Gendering the field : Pauline Boty and the predicament of the woman artist in the British pop art movement

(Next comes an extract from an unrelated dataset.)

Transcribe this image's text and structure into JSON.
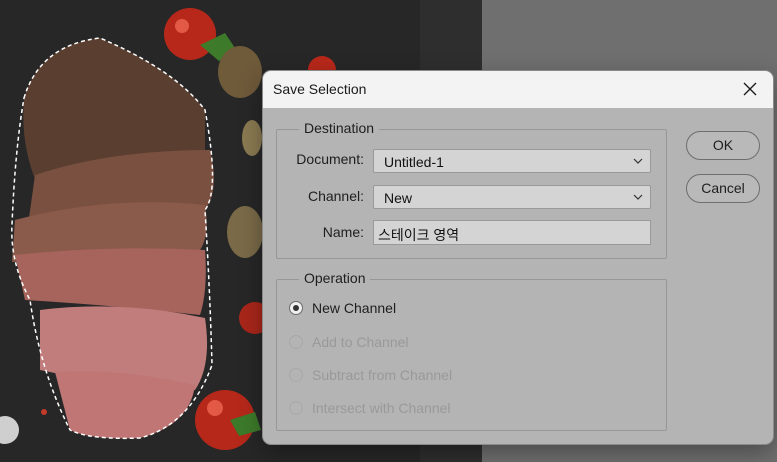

This thesis explores the predicament of the woman Pop artist, focussing on British Pop Art and taking as its case study Pauline Boty (1938-66). It considers why so few women artists were involved with the movement, the nature of the contribution they might make and the reasons for their subsequent marginalisation and exclusion from the histories. It then pursues the art historical and theoretical implications of the resulting findings. To achieve these ends a considerable body of completely new empirical evidence is presented. A detailed statistical and discursive analysis of contemporary records (for example convocation lists and other documents from the Royal College of Art and Young Contemporaries exhibition catalogues) exposes the deep gender bias of the institutional and discursive field in which British Pop operated. The very difficult predicament of the woman artist (statistically more extreme than had been anticipated) is revealed: difficulties to which mainstream histories of Pop have remained oblivious. Pauline Boty's life and work , on which nothing had been published, are interrogated through a very wide range of primary evidence : numerous interviews with friends, colleagues, lovers, family members and others, private letters and photographs, media material and other documentation. With the help of an Arts Council grant her oeuvre, much of which had been dispersed and/or lost, was re-assembled, archived and exhibited and is, collectively, available for the first time in these pages. Through this evidence the experience and expression of a female subjectivity within the genre of Pop is brought to light. Boty's discursive absence over the last thirty years and recent re-appearance as an object of discourse are then observed and analysed. Relatively recent discursive shifts have made it possible to 'see' the work of the woman Pop artist in a way that had previously been difficult if not impossible. The cumulative findings of this thesis, informed by postmodern and feminist theory, led to a questioning of feminist and mainstream narratives. The thesis arrives at proposals for a revisionist view of both the Pop Art Movement and of feminist practice.